  • understand how this relationship can play out differently in different social, political and national contexts;
  • develop and present a plan for social action and social justice.

Timetable

3 online “global classroom”. During these global classroom sessions students from Leiden will be working together with students from the University of Maryland.
18 April: 17.00hrs - 21.00hrs (exact time to be announced)
25 April: 17.00hrs - 21.00hrs (exact time to be announced)
2 May: 17.00hrs - 21.00hrs (exact time to be announced)

These sessions are the preparation before the summer course that will be held from June 19 to June 28, 9.00-17.00 hrs.

Location

The seminars will be held in the Law School, location Kamerling Onnes Gebouw. The fieldtrips will take place in and around Leiden (for instance: The Hague, Amsterdam, Delft etc.).

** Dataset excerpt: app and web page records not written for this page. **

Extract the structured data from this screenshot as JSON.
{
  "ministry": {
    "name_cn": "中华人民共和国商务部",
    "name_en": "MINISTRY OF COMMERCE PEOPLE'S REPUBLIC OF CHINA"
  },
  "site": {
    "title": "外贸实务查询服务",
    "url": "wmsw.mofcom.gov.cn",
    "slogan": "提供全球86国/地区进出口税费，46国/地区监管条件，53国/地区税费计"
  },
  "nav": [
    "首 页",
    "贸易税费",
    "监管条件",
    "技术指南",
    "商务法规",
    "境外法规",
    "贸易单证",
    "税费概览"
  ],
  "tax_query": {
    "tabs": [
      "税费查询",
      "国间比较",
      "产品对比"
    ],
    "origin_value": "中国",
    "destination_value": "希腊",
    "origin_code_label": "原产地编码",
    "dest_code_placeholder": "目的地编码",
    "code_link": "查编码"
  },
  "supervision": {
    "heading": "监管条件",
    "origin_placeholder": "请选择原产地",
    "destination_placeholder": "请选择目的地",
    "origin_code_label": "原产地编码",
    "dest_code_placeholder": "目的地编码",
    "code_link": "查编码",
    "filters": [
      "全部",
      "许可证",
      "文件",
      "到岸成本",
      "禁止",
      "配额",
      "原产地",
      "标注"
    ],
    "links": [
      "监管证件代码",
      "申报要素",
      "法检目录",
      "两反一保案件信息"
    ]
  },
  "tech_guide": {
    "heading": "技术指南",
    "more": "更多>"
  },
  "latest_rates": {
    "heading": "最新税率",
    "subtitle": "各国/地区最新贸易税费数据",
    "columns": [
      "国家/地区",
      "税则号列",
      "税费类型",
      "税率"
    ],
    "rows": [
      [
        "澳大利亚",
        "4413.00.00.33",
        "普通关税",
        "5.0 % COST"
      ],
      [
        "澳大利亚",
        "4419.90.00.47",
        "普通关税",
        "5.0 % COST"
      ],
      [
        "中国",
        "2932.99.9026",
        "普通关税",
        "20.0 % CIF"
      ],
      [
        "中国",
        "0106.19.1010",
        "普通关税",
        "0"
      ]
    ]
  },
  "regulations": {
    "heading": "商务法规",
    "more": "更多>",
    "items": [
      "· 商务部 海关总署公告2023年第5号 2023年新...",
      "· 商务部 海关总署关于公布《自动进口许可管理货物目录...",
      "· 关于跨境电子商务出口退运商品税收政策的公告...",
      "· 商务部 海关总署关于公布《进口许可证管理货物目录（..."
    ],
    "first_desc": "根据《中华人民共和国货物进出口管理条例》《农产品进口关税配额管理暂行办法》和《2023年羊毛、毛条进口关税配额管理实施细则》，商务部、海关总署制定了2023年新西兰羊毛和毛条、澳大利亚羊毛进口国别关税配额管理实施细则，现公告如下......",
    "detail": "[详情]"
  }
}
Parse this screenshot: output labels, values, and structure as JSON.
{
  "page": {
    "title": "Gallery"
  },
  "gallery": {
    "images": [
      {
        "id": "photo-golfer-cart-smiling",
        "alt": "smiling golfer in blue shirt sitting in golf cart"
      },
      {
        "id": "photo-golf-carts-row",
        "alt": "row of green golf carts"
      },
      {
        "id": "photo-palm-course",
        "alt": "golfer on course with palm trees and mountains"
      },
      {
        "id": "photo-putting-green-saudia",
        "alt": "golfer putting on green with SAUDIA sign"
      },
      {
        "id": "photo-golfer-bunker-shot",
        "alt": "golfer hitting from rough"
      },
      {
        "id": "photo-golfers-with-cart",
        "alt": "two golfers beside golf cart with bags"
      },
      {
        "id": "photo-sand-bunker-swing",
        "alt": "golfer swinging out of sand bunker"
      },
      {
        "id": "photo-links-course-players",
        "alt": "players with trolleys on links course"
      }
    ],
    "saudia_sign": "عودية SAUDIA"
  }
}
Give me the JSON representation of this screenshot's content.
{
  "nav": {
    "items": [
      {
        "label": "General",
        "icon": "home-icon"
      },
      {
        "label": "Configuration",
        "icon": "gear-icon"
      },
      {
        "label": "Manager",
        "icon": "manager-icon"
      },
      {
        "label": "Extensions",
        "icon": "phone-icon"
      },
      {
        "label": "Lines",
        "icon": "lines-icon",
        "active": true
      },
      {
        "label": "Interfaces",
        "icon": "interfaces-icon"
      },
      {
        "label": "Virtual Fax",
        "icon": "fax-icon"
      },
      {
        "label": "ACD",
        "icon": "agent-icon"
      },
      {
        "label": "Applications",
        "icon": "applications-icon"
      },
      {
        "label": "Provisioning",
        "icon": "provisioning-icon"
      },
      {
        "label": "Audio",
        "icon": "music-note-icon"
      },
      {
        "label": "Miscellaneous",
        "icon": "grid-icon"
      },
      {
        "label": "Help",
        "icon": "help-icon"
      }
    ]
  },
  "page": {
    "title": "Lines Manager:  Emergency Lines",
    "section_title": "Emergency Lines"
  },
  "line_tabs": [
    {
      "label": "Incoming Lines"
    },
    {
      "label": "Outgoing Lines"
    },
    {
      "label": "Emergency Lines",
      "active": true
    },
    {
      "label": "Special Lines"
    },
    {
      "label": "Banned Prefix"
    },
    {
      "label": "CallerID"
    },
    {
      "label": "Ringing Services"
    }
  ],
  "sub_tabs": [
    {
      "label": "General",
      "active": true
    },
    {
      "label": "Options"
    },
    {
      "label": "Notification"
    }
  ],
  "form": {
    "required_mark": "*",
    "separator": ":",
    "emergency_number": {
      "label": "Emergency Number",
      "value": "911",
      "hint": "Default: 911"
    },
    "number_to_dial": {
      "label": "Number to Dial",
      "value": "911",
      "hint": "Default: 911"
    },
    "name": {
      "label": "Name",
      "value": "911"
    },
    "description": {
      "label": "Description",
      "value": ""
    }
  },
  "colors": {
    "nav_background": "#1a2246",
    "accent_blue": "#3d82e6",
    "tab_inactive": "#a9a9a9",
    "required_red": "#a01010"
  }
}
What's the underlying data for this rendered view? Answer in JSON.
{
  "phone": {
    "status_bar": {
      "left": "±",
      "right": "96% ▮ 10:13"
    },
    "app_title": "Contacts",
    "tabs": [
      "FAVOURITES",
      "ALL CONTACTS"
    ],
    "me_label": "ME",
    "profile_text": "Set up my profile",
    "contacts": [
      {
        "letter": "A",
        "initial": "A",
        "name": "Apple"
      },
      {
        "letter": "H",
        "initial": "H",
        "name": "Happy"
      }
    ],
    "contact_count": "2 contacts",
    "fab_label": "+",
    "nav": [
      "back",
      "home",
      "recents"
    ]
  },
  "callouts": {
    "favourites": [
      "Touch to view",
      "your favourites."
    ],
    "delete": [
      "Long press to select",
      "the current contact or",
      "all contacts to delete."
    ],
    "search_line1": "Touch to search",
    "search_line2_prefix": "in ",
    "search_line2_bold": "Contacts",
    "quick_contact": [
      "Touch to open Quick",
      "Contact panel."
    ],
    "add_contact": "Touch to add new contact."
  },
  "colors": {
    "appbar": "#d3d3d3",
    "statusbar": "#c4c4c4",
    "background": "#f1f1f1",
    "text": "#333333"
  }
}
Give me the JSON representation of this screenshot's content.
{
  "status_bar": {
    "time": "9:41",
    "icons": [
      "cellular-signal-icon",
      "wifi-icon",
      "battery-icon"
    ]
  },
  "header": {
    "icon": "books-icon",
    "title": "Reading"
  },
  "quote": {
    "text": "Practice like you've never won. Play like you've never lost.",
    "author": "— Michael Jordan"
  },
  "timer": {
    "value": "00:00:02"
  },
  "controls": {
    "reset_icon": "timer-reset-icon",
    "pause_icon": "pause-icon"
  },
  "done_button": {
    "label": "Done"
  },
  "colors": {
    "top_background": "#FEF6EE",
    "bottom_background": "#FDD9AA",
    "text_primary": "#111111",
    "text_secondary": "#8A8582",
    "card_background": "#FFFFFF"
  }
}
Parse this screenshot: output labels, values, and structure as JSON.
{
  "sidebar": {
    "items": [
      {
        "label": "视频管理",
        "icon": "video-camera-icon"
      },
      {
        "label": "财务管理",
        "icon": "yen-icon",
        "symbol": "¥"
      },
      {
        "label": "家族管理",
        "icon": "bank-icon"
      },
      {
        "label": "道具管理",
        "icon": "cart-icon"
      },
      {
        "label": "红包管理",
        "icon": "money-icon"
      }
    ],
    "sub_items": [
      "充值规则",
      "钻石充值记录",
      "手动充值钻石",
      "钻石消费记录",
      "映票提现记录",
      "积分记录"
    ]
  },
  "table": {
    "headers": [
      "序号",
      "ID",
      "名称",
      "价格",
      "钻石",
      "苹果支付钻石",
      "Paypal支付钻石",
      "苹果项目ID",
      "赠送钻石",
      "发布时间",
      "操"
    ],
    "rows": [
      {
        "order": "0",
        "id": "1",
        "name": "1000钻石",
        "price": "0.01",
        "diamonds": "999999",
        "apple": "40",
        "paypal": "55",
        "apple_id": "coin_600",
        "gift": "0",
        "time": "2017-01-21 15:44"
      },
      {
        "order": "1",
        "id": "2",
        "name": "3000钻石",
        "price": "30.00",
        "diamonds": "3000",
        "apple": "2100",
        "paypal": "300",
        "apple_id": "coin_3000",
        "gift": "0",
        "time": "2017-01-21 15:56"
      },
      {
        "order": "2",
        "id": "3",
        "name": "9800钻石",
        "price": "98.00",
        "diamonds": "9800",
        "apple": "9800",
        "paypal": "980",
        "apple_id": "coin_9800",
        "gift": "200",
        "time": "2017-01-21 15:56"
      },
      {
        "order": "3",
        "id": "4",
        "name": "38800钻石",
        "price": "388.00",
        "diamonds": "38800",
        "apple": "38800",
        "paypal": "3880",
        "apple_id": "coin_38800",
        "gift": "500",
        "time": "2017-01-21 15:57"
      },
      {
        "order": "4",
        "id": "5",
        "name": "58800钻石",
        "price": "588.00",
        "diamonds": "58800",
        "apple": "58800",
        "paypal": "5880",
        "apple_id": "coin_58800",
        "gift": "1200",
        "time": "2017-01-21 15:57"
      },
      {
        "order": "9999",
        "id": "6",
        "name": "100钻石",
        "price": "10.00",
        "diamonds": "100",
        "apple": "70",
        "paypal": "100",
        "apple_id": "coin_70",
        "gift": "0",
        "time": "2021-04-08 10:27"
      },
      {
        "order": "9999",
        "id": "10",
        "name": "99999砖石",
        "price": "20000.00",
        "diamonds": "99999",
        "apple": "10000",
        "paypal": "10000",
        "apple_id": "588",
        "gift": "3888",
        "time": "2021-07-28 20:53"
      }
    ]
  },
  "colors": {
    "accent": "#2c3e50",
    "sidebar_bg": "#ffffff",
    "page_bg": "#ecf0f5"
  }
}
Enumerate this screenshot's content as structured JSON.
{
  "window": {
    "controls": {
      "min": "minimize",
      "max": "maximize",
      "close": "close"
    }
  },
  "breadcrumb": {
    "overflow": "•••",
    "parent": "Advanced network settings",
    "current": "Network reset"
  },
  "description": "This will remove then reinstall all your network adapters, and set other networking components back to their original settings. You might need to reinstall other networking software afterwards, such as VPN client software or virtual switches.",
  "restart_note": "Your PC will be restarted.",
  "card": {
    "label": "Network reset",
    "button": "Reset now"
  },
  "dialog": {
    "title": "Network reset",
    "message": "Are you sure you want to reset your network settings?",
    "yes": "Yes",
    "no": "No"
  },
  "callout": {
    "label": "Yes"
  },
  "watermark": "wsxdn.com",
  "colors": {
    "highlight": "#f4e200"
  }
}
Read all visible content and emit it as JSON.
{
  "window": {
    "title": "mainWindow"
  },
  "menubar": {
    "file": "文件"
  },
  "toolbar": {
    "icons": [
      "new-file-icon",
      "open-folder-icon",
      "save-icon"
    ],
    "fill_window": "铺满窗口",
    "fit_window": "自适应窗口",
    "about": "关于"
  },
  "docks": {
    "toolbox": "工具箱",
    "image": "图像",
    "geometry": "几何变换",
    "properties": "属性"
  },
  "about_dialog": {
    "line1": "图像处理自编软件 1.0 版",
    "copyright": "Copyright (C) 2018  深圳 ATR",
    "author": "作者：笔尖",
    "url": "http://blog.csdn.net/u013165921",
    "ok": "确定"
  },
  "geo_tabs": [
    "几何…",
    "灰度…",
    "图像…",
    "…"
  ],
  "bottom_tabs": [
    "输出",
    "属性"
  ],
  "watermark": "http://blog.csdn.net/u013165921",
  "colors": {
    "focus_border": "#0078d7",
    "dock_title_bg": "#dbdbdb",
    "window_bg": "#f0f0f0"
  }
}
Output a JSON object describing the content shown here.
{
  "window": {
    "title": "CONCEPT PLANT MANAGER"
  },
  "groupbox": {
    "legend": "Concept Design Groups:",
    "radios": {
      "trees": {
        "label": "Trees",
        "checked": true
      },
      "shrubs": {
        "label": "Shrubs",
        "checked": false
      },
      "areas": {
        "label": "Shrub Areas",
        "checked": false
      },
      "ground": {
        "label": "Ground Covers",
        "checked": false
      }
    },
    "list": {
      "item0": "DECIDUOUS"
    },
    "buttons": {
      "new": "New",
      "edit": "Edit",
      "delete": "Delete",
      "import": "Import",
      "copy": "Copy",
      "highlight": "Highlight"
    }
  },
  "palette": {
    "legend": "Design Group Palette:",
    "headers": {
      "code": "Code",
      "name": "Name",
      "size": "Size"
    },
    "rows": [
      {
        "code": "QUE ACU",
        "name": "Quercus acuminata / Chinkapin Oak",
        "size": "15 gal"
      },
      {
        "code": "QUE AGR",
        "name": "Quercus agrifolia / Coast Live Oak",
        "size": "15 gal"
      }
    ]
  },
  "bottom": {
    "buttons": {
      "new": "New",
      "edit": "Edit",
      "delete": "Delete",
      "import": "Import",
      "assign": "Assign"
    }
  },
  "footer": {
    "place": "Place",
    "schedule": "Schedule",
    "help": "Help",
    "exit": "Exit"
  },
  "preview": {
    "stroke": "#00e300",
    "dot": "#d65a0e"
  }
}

Tuesday 18 April: KOG B026.
Tuesday 25 April: KOG B026.
Tuesday 2 May: KOG B026.

Monday 19 June: KOG C014.
Tuesday 20 June: KOG C014.
Wednesday 21 June: KOG C014.
Thursday 22 June: KOG C014.
Friday 23 June: KOG C014.
Monday 26 June: KOG C014.
Tuesday 27 June: KOG C014.
Wednesday 28 June: KOG C014.

Programme

3 Global Classroom sessions centered around some of the core concepts of the summer course. By already laying a shared and basic foundation for all the students, we will be able to really go into the depth during the different case studies that will be presented during the summer course

Tuesday 18 April: Global Classroom
Tuesday 25 April: Global Classroom
Tuesday 2 May: Global Classroom

Monday 19 June –Lecture
Tuesday 20 June – Lecture + Field Trip
Wednesday 21 June –Lecture
Thursday 22 June – Lecture + Field Trip
Friday 23 June – Lecture
Monday 26 June –Lecture + Field trip
Tuesday 27 June –Lecture
Wednesday 28 June – Final presentations and expert meeting

Fieldtrips will be scheduled closer to the start of the course.

Course Load

This course is worth 5 EC, which means the total course load equals 140 hours.

Please provide an explanation of the course load, e.g.:

  • 3 global classroom sessions
  • Seminars: 7 interactive seminars of 4 hours,
  • Field trips: 3 field trips of 4 hours
  • Final presentations and expert meeting 6 hours
  • Literature reading (3 hours per day of classes) and writing daily prep paper (3 hours per day of classes).

In the weeks leading up to the summer course, students will to participate and prepare for 4 two-hour global classroom sessions. The preparations for these 4 classes including the time spent “in class” will be max. 40 hours. Important to note is that the students will have access to all reading materials at least one month prior to the summer course, allowing them to already do (part) of the reading before the intensive week.

  • Final assignment: Requires 1,5 day (12 hours) of preparation

Assessment method

  • 60% Portfolio which consists of:
  1. Assignments that have to be made during the 4 global classroom sessions
  2. two-page preparatory papers written before each lecture. In these preparatory papers the students will reflect on the mandatory reading materials by “essay style” answering a couple of questions. As part of their prep paper, students also formulate three elaborate questions to be asked in class.
  3. The portfolio will also contain any in class assignments that need to be made.
  • 40% Final Assignment and Presentation:
    Students will have to present a “social justice” project in which they – by using both insights from law & social sciences, popular media and scholarly articles and data – lay out an action plan on how to raise attention for a certain matter of injustice. They will present their plans to a panel of NGOs and government representatives.

Blackboard and uSis

Blackboard will be used in this course. Students can register for the Blackboard site two weeks prior to the start of the course.

Please note: students are not required to register through uSis for the Honours Classes. Your registration will be done centrally.

Reading list

Required reading materials will be made available through Blackboard.

Registration

Enrolling in this course is possible from Monday November 7th until Sunday November 20th through the Honours Academy, via this link

Contact

Prof. dr. Maartje van der Woude MSc

Languages